Swinging back to McKinnie now, with Osman and perhaps Windler on the floor a considerable amount of the time with him, and/or KPJ even, I see McKinnie being feasibly best used at the 4 by the Cleveland Cavaliers.
McKinnie is plenty capable of defending opposing 4’s a bunch and is able to wall up typically, deter drivers, and he contests shots well, which is crucial with plenty of inside-out players at the 4 in the league now.
Additionally, in plenty of instances with Nance alongside him at the 5, the Cavs would be just fine in terms of cleaning the glass. Nance is a great rebounder on both ends of the floor, and McKinnie has a career average of 8.0 rebounds per-36 minutes.
Plus, factoring in Windler/Osman and KPJ alongside him often, and Nance, who is a grab-and-go threat in his own right, McKinnie should be able to take advantage going the other way in transition and provide plus quickness often when appearing at the 4.
Now McKinnie is not a floor spacer in settled offense, but if he can hit more corner triples, him at the 4 would pay off even more so, paired with him being a player that should get his share of cutting looks off of feeds from Osman, KPJ and Nance.
So again, looking at the 2020-21 campaign/perhaps moving forward, when he’s in there for the Cleveland Cavaliers, I’d expect McKinnie to play the 4 even more so than last season, and predominantly, even.

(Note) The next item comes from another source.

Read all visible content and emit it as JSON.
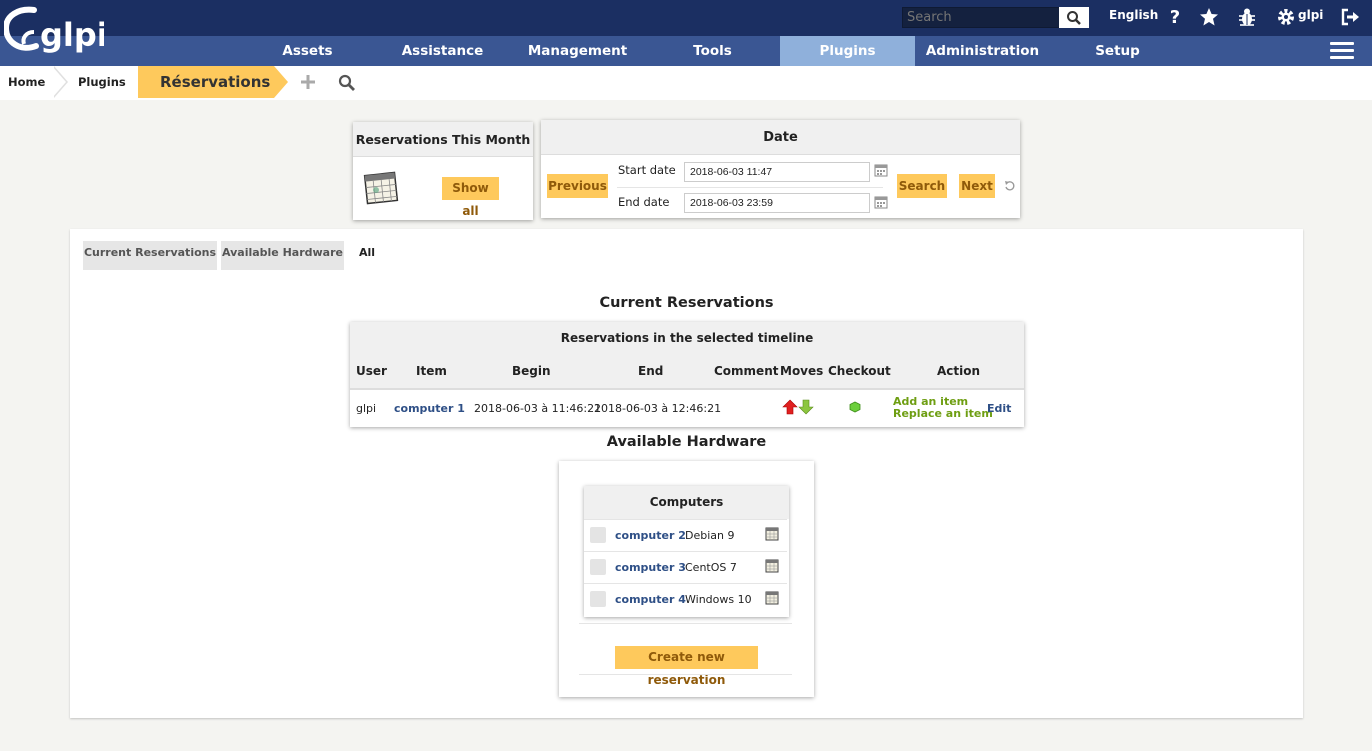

That’d help out the likes of Windler and/or Osman on the floor with him, and give Cleveland a very good 4/5 defensive duo, also relating to the team sense, in spurts throughout games with Nance.